Fantasia Fest Review: WHEN ANIMALS DREAM Is A Beautiful Werewolf Movie

The Danish horror film is more feelings than fright, and I love it for that.

It would be easy to describe Jonas Alexander Amby's When Animals Dream as Let the Right One In meets Ginger Snaps. So easy, in fact, that I've heard several people describe it just that way. And it makes sense: it's a deliberately paced, lyrical, Scandinavian film that follows a teenage girl (Sonia Suhl as Marie) as she transforms into a werewolf. But this shorthand misses something in the film's unusual execution, in the emotional impact of this journey. It's a horror film that relies on intimacy and personal resonance over jump-scares, and it's incredibly effective in that approach.

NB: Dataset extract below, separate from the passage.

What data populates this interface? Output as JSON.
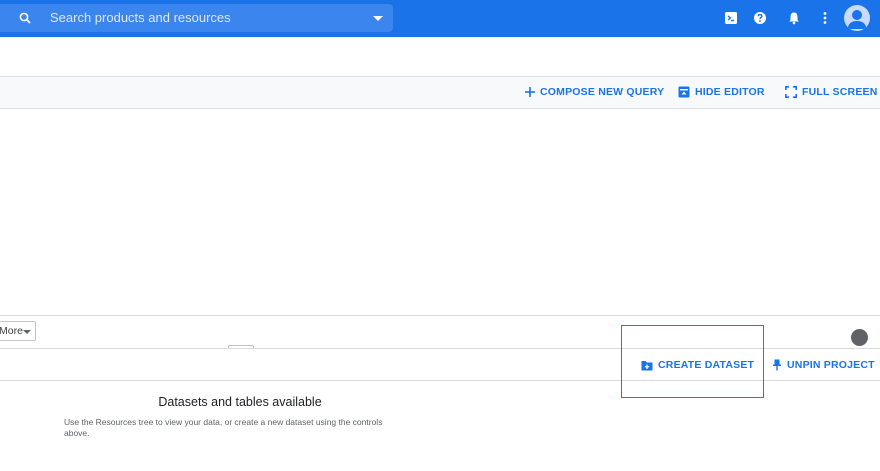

Marie lives in a tiny fishing village with her kindly father and unresponsive, wheelchair-bound mother, whom Marie strongly favors. They're both beautiful blondes with unwavering stares; they both seem unpopular in this crummy little town, for reasons at first unclear. The film opens with Marie's visit to the village doctor; she has a slight rash on her chest, barely noticeable, but the doctor is examining her with all the solemnity and thoroughness usually reserved for a tumor. Marie starts working at the local fish factory, and though she's treated well by her neighboring co-worker and a local delivery boy named Daniel, with whom Marie shares an instant attraction, it's clear that no one is quite comfortable around this lovely, stoic girl.

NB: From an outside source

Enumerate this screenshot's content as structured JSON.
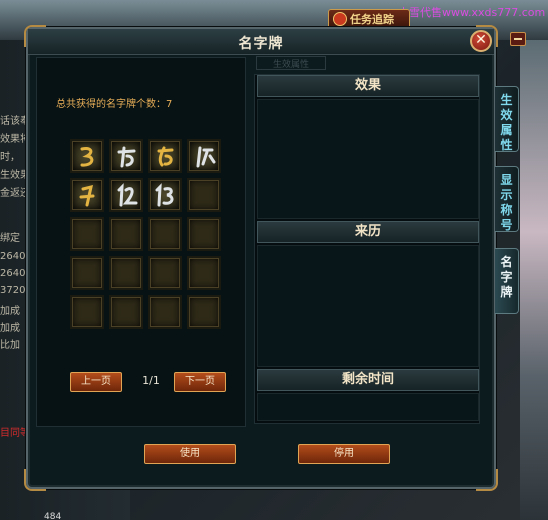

As Marie's rash starts to change, to develop into something deeper, we learn more about her mother's condition and the history she has with the town. When Animals Dream is interesting in that it takes several turns that distinguish it from similar films - for instance, that the residents of this village seem aware of Marie's mother's lycanthropy (as it's soon revealed to be) and have enacted an uneasy truce with Marie's father to keep her drugged and lethargic, no longer a danger to those around her but utterly insensible to her surroundings. Marie walks in on her father lovingly shaving her mother's back, and she seems angry, affronted. Later, when Marie and Daniel are about to have sex (she whispers to him in a noisy bar, "I'm transforming into a monster and I really need to get laid before. Do you think you can help me?") and he notes the soft fur sprouting on her back, she pulls away, telling him not to touch her, to leave her. It's only when he tells her that she's beautiful, when he strokes her fur and makes it clear that he still wants her, that she begins to kiss him again.

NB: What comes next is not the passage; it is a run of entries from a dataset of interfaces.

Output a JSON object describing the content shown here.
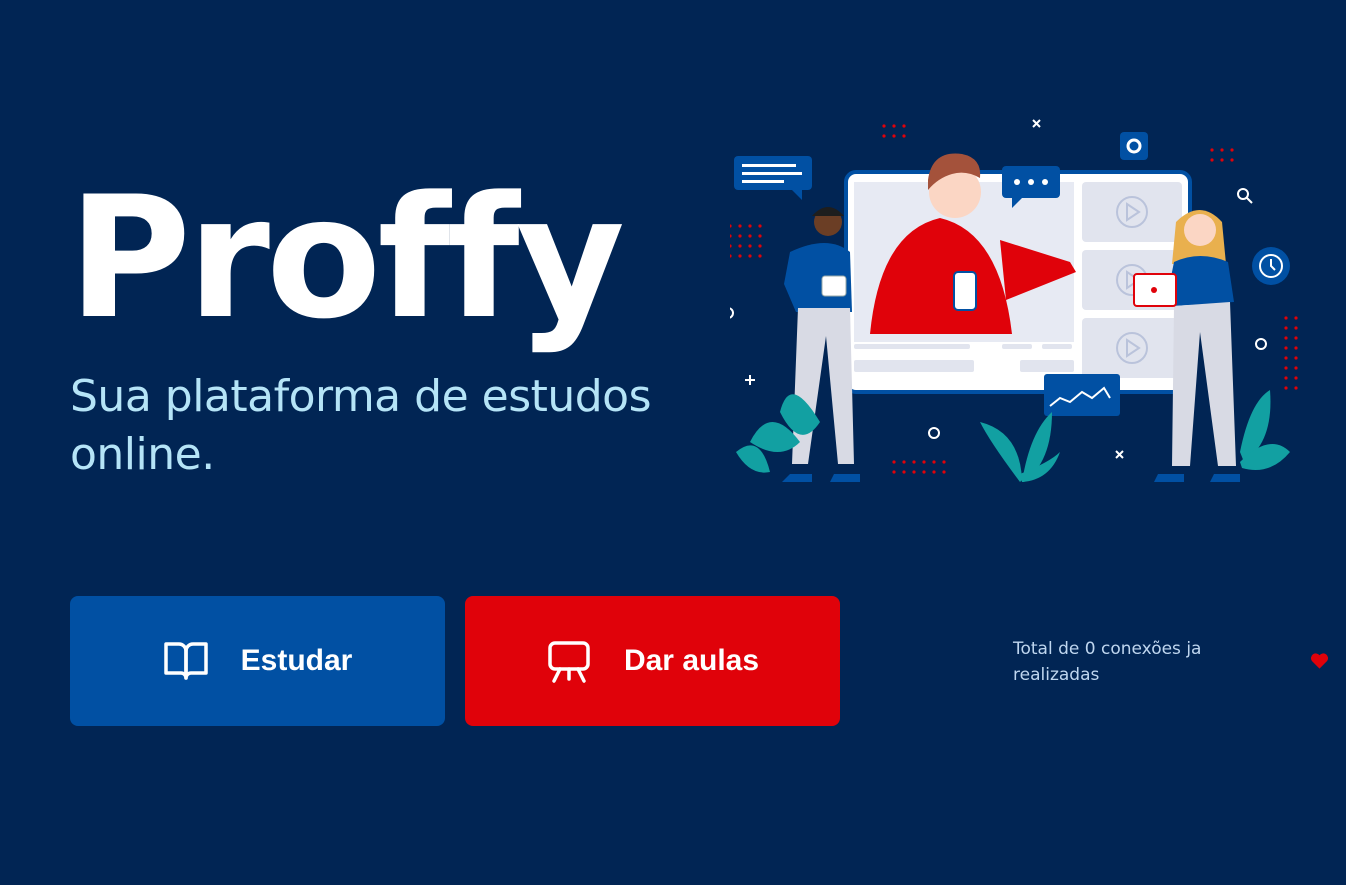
{
  "brand": {
    "name": "Proffy"
  },
  "tagline": "Sua plataforma de estudos online.",
  "actions": {
    "study_label": "Estudar",
    "teach_label": "Dar aulas"
  },
  "footer": {
    "connections_text": "Total de 0 conexões ja realizadas"
  },
  "icons": {
    "study": "book-open-icon",
    "teach": "presentation-board-icon",
    "connections": "heart-icon"
  },
  "colors": {
    "background": "#012554",
    "study_button": "#0150A3",
    "teach_button": "#E0020A",
    "tagline": "#B5E4F7",
    "heart": "#E0020A"
  }
}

Marie, for all her outward tranquility, appears to harbor deep recesses of rage at the very idea that she should have to hide who she is, as her mother has been forced to hide for years. She isn't ashamed of what she's becoming, and she resents her father, her doctor and the entire town for implying that she should be. She sees the waste her once-vibrant mother has become in the pursuit of normalcy, and Marie doesn't want that for herself. She wants to be different, to be vicious, to be what others might consider ugly. And of course, once the transformation finally occurs, once we see Marie in full sunlight (the rules here are nebulous and unimportant), wholly changed into the monster she once feared becoming - she is beautiful. She doesn't look like anyone else, and that is beautiful.

The climax of When Animals Dream occurs a few minutes before the big action scene, or as big an action scene as this quiet, little film provides, because the kills are really the least important part of the movie. While that might disappoint some viewers - and understandably, though I like the singularity of it - it's not an accident, or a way to cover for budgetary limitations. Marie only fully becomes a werewolf after she accepts the change inside of her, and refuses to let anyone debase her for it. In When Animals Dream's most crucial moment, Marie becomes entirely herself inside, and after that, what happens on the outside is secondary.

Like all werewolf movies, When Animals Dream is about change, the terrifying inexorability of it. But more to the point, it's about the ways that society tries to tell teenage girls what they can never be: they can't be passionate, they can't be scary, they can't be ugly. Marie doesn't let anyone tell her what she cannot be, and I love her for that.